LEWISBURG - The fine and often blurry line between madness and genius is the theme of "Proof" set for a 7:30 p.m. performance Friday at the Weis Center for the Performing Arts on the Bucknell University campus.
Philadelphia's Walnut Street Theatre, America's oldest theater - dating back to 1809 - is touring David Auburn's acclaimed play on college campuses this month and March.
Winner of both the Pulitzer Prize Prize for Drama and the Tony Award as "Best Play," the small-scope production with a cast of four has simple staging requirements, which the Weis Center stage can readily accommodate.
Although I have not seen the upcoming Walnut Street production, I vividly remember "Proof" after viewing other area versions - the Community Theatre League's in 2005 and Millbrook Playhouse's in 2006.

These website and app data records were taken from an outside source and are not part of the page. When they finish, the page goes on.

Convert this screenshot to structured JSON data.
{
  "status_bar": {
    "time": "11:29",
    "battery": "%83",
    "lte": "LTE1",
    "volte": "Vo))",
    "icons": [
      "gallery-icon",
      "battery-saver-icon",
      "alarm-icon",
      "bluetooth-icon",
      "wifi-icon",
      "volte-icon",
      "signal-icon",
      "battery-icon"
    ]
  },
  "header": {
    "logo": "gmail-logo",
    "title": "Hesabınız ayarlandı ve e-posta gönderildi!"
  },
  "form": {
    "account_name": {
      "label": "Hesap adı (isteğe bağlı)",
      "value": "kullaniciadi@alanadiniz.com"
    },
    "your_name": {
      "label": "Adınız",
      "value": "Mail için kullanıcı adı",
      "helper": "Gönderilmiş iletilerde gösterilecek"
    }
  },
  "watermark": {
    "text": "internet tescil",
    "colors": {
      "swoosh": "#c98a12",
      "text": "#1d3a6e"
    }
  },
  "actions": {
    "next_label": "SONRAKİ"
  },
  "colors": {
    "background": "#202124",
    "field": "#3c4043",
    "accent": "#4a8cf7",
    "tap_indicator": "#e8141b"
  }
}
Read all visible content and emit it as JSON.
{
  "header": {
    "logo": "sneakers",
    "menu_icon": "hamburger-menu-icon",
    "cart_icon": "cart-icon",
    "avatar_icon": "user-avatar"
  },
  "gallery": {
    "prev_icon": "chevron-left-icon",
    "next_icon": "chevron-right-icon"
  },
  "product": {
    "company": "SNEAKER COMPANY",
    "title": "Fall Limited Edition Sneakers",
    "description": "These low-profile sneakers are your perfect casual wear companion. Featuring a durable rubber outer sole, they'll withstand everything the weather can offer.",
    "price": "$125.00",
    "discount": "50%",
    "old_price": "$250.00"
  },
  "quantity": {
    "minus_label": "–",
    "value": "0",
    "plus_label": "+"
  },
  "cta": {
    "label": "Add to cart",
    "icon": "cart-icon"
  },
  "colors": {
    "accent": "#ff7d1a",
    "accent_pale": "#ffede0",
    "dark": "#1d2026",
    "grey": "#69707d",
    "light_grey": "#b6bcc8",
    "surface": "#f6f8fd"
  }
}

"Proof" tells the story of Catherine, who has given up college to care for her brilliant but mentally ill father.
One of the father's former students visits and falls for the introspective Catherine and, after the mathematician's death, discovers a notebook with a potentially groundbreaking proof.
There is little explanation of what the proof is, but as Act I ends, the real question is whose proof it is, as Catherine blurts out that she wrote it.
Act II plays like a mystery of whether Catherine could have written it. She wonders if the proof is as outstanding as claimed, fearful that she may have inherited her father's genius, as well as his predisposition to madness.
Although the plot is a bit thin, CTL and Millbrook's versions succeeded as their cast ably made their characters credible and funny, whether arguing with, supporting or impeding one another.
Most importantly, no potential theatergoer should be put off by the title or this storyline synopsis. "Proof" is never boring. On the contrary, this is a drama of a splintered family's dynamics, often funny and occasionally romantic. "Proof" also is a mystery, luminously exploring the true meaning of genius.
As the mystery and the storytelling veers from the present to the past and back again, there is a growing appreciation of this remarkable play's intelligent, cohesive structure.
The proof is in the seeing of "Proof" which will be reasonable entertaining for some and very entertaining for others.